-- TASK OBJECTIVE --
Please output the entries below without altering a single character.

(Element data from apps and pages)
>>>

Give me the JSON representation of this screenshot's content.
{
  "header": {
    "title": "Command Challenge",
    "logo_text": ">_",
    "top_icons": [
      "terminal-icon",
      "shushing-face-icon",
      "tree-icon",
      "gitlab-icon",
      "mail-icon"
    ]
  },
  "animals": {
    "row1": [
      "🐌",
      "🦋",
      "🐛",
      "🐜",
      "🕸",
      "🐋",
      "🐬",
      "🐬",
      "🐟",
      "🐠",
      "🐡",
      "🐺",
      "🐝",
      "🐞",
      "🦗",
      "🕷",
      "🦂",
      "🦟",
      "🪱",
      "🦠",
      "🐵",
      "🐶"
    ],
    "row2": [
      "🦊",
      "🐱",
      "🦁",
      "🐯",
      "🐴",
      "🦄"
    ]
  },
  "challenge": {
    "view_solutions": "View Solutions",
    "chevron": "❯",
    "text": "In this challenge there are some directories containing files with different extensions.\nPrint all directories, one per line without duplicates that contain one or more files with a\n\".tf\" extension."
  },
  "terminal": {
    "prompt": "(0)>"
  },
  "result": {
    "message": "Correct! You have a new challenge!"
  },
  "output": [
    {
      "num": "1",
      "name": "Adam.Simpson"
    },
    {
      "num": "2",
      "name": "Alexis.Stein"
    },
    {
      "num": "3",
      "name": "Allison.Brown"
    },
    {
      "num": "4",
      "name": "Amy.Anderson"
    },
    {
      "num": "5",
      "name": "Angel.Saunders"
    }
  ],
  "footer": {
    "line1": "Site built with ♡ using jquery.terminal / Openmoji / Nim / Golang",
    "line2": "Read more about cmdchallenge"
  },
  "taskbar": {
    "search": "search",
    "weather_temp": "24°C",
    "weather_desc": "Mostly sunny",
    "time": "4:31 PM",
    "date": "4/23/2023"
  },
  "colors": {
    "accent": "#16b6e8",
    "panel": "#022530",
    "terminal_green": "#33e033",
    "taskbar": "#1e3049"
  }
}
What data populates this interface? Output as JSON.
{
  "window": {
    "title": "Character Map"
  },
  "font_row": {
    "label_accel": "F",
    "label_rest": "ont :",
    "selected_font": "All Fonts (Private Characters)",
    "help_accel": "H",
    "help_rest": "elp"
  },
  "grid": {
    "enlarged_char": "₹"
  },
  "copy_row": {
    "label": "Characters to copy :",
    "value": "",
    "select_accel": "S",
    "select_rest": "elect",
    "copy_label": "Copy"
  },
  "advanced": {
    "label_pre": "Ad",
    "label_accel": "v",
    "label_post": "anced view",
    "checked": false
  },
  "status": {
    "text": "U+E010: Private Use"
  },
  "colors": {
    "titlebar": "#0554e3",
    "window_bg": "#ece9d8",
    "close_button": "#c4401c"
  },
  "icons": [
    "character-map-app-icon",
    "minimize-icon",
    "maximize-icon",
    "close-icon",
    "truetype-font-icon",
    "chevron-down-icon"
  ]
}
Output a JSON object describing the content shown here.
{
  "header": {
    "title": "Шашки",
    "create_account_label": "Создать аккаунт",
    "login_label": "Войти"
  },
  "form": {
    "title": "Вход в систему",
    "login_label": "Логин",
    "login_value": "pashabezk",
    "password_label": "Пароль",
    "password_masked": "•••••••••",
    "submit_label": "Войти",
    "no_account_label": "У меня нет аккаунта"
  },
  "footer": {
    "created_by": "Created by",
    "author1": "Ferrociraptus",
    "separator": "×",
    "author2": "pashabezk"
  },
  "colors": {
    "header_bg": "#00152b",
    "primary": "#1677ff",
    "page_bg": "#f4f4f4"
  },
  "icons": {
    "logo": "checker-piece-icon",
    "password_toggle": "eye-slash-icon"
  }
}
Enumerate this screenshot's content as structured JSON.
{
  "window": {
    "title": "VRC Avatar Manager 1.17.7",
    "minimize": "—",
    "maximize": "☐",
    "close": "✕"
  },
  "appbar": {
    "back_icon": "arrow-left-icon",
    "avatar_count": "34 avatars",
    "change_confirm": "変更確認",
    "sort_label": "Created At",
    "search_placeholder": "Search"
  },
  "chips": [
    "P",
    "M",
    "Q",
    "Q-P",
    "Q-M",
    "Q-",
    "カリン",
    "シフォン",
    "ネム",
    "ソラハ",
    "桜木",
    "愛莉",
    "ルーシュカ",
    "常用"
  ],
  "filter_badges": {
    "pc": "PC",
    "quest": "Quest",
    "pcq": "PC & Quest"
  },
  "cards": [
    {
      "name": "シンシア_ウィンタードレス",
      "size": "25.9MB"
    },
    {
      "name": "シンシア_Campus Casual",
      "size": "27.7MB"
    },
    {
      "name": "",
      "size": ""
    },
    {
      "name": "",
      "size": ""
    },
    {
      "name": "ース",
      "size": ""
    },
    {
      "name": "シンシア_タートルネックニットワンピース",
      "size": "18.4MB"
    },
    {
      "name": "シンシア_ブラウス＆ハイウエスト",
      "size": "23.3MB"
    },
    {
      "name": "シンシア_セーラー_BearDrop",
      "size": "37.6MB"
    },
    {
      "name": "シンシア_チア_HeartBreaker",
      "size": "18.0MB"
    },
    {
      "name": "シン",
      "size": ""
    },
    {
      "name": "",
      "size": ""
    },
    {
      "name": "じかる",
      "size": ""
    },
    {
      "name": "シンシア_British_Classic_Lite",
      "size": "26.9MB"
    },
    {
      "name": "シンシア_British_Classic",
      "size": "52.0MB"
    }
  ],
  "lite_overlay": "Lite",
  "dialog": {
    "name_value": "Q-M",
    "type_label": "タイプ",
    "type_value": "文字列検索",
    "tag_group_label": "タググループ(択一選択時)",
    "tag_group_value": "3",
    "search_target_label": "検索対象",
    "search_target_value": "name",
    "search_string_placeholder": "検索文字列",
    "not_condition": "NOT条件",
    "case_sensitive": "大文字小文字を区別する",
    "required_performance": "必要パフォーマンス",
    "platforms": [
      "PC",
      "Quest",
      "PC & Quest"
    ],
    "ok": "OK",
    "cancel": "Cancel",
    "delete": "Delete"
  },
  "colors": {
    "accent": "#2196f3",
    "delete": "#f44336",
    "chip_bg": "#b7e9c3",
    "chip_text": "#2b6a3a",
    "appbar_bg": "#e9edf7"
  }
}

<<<

-- PROBLEM SOLUTION --
Give me the JSON representation of this screenshot's content.
{
  "header": {
    "title": "Command Challenge",
    "logo_text": ">_",
    "top_icons": [
      "terminal-icon",
      "shushing-face-icon",
      "tree-icon",
      "gitlab-icon",
      "mail-icon"
    ]
  },
  "animals": {
    "row1": [
      "🐌",
      "🦋",
      "🐛",
      "🐜",
      "🕸",
      "🐋",
      "🐬",
      "🐬",
      "🐟",
      "🐠",
      "🐡",
      "🐺",
      "🐝",
      "🐞",
      "🦗",
      "🕷",
      "🦂",
      "🦟",
      "🪱",
      "🦠",
      "🐵",
      "🐶"
    ],
    "row2": [
      "🦊",
      "🐱",
      "🦁",
      "🐯",
      "🐴",
      "🦄"
    ]
  },
  "challenge": {
    "view_solutions": "View Solutions",
    "chevron": "❯",
    "text": "In this challenge there are some directories containing files with different extensions.\nPrint all directories, one per line without duplicates that contain one or more files with a\n\".tf\" extension."
  },
  "terminal": {
    "prompt": "(0)>"
  },
  "result": {
    "message": "Correct! You have a new challenge!"
  },
  "output": [
    {
      "num": "1",
      "name": "Adam.Simpson"
    },
    {
      "num": "2",
      "name": "Alexis.Stein"
    },
    {
      "num": "3",
      "name": "Allison.Brown"
    },
    {
      "num": "4",
      "name": "Amy.Anderson"
    },
    {
      "num": "5",
      "name": "Angel.Saunders"
    }
  ],
  "footer": {
    "line1": "Site built with ♡ using jquery.terminal / Openmoji / Nim / Golang",
    "line2": "Read more about cmdchallenge"
  },
  "taskbar": {
    "search": "search",
    "weather_temp": "24°C",
    "weather_desc": "Mostly sunny",
    "time": "4:31 PM",
    "date": "4/23/2023"
  },
  "colors": {
    "accent": "#16b6e8",
    "panel": "#022530",
    "terminal_green": "#33e033",
    "taskbar": "#1e3049"
  }
}
What data populates this interface? Output as JSON.
{
  "window": {
    "title": "Character Map"
  },
  "font_row": {
    "label_accel": "F",
    "label_rest": "ont :",
    "selected_font": "All Fonts (Private Characters)",
    "help_accel": "H",
    "help_rest": "elp"
  },
  "grid": {
    "enlarged_char": "₹"
  },
  "copy_row": {
    "label": "Characters to copy :",
    "value": "",
    "select_accel": "S",
    "select_rest": "elect",
    "copy_label": "Copy"
  },
  "advanced": {
    "label_pre": "Ad",
    "label_accel": "v",
    "label_post": "anced view",
    "checked": false
  },
  "status": {
    "text": "U+E010: Private Use"
  },
  "colors": {
    "titlebar": "#0554e3",
    "window_bg": "#ece9d8",
    "close_button": "#c4401c"
  },
  "icons": [
    "character-map-app-icon",
    "minimize-icon",
    "maximize-icon",
    "close-icon",
    "truetype-font-icon",
    "chevron-down-icon"
  ]
}
Output a JSON object describing the content shown here.
{
  "header": {
    "title": "Шашки",
    "create_account_label": "Создать аккаунт",
    "login_label": "Войти"
  },
  "form": {
    "title": "Вход в систему",
    "login_label": "Логин",
    "login_value": "pashabezk",
    "password_label": "Пароль",
    "password_masked": "•••••••••",
    "submit_label": "Войти",
    "no_account_label": "У меня нет аккаунта"
  },
  "footer": {
    "created_by": "Created by",
    "author1": "Ferrociraptus",
    "separator": "×",
    "author2": "pashabezk"
  },
  "colors": {
    "header_bg": "#00152b",
    "primary": "#1677ff",
    "page_bg": "#f4f4f4"
  },
  "icons": {
    "logo": "checker-piece-icon",
    "password_toggle": "eye-slash-icon"
  }
}
Enumerate this screenshot's content as structured JSON.
{
  "window": {
    "title": "VRC Avatar Manager 1.17.7",
    "minimize": "—",
    "maximize": "☐",
    "close": "✕"
  },
  "appbar": {
    "back_icon": "arrow-left-icon",
    "avatar_count": "34 avatars",
    "change_confirm": "変更確認",
    "sort_label": "Created At",
    "search_placeholder": "Search"
  },
  "chips": [
    "P",
    "M",
    "Q",
    "Q-P",
    "Q-M",
    "Q-",
    "カリン",
    "シフォン",
    "ネム",
    "ソラハ",
    "桜木",
    "愛莉",
    "ルーシュカ",
    "常用"
  ],
  "filter_badges": {
    "pc": "PC",
    "quest": "Quest",
    "pcq": "PC & Quest"
  },
  "cards": [
    {
      "name": "シンシア_ウィンタードレス",
      "size": "25.9MB"
    },
    {
      "name": "シンシア_Campus Casual",
      "size": "27.7MB"
    },
    {
      "name": "",
      "size": ""
    },
    {
      "name": "",
      "size": ""
    },
    {
      "name": "ース",
      "size": ""
    },
    {
      "name": "シンシア_タートルネックニットワンピース",
      "size": "18.4MB"
    },
    {
      "name": "シンシア_ブラウス＆ハイウエスト",
      "size": "23.3MB"
    },
    {
      "name": "シンシア_セーラー_BearDrop",
      "size": "37.6MB"
    },
    {
      "name": "シンシア_チア_HeartBreaker",
      "size": "18.0MB"
    },
    {
      "name": "シン",
      "size": ""
    },
    {
      "name": "",
      "size": ""
    },
    {
      "name": "じかる",
      "size": ""
    },
    {
      "name": "シンシア_British_Classic_Lite",
      "size": "26.9MB"
    },
    {
      "name": "シンシア_British_Classic",
      "size": "52.0MB"
    }
  ],
  "lite_overlay": "Lite",
  "dialog": {
    "name_value": "Q-M",
    "type_label": "タイプ",
    "type_value": "文字列検索",
    "tag_group_label": "タググループ(択一選択時)",
    "tag_group_value": "3",
    "search_target_label": "検索対象",
    "search_target_value": "name",
    "search_string_placeholder": "検索文字列",
    "not_condition": "NOT条件",
    "case_sensitive": "大文字小文字を区別する",
    "required_performance": "必要パフォーマンス",
    "platforms": [
      "PC",
      "Quest",
      "PC & Quest"
    ],
    "ok": "OK",
    "cancel": "Cancel",
    "delete": "Delete"
  },
  "colors": {
    "accent": "#2196f3",
    "delete": "#f44336",
    "chip_bg": "#b7e9c3",
    "chip_text": "#2b6a3a",
    "appbar_bg": "#e9edf7"
  }
}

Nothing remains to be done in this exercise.